## PROMPT
Each entry below is to be reproduced exactly, though any pictures it holds must be omitted.

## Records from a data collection
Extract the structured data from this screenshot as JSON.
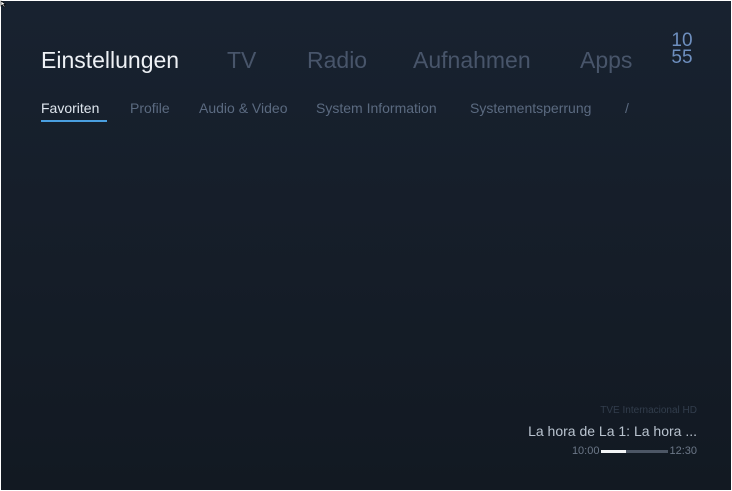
{
  "top_nav": {
    "items": [
      {
        "label": "Einstellungen",
        "active": true
      },
      {
        "label": "TV",
        "active": false
      },
      {
        "label": "Radio",
        "active": false
      },
      {
        "label": "Aufnahmen",
        "active": false
      },
      {
        "label": "Apps",
        "active": false
      }
    ]
  },
  "clock": {
    "hours": "10",
    "minutes": "55"
  },
  "sub_nav": {
    "items": [
      {
        "label": "Favoriten",
        "active": true
      },
      {
        "label": "Profile",
        "active": false
      },
      {
        "label": "Audio & Video",
        "active": false
      },
      {
        "label": "System Information",
        "active": false
      },
      {
        "label": "Systementsperrung",
        "active": false
      },
      {
        "label": "/",
        "active": false
      }
    ]
  },
  "now_playing": {
    "channel": "TVE Internacional HD",
    "program": "La hora de La 1: La hora ...",
    "start_time": "10:00",
    "end_time": "12:30",
    "progress_fraction": 0.37
  },
  "colors": {
    "background": "#172130",
    "accent": "#4a9fe0",
    "clock": "#6e8fbf"
  },
  "icons": {
    "cursor": "mouse-cursor-icon"
  }
}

## OUTPUT BELOW
Extract the structured data from this screenshot as JSON.
{
  "top_nav": {
    "items": [
      {
        "label": "Einstellungen",
        "active": true
      },
      {
        "label": "TV",
        "active": false
      },
      {
        "label": "Radio",
        "active": false
      },
      {
        "label": "Aufnahmen",
        "active": false
      },
      {
        "label": "Apps",
        "active": false
      }
    ]
  },
  "clock": {
    "hours": "10",
    "minutes": "55"
  },
  "sub_nav": {
    "items": [
      {
        "label": "Favoriten",
        "active": true
      },
      {
        "label": "Profile",
        "active": false
      },
      {
        "label": "Audio & Video",
        "active": false
      },
      {
        "label": "System Information",
        "active": false
      },
      {
        "label": "Systementsperrung",
        "active": false
      },
      {
        "label": "/",
        "active": false
      }
    ]
  },
  "now_playing": {
    "channel": "TVE Internacional HD",
    "program": "La hora de La 1: La hora ...",
    "start_time": "10:00",
    "end_time": "12:30",
    "progress_fraction": 0.37
  },
  "colors": {
    "background": "#172130",
    "accent": "#4a9fe0",
    "clock": "#6e8fbf"
  },
  "icons": {
    "cursor": "mouse-cursor-icon"
  }
}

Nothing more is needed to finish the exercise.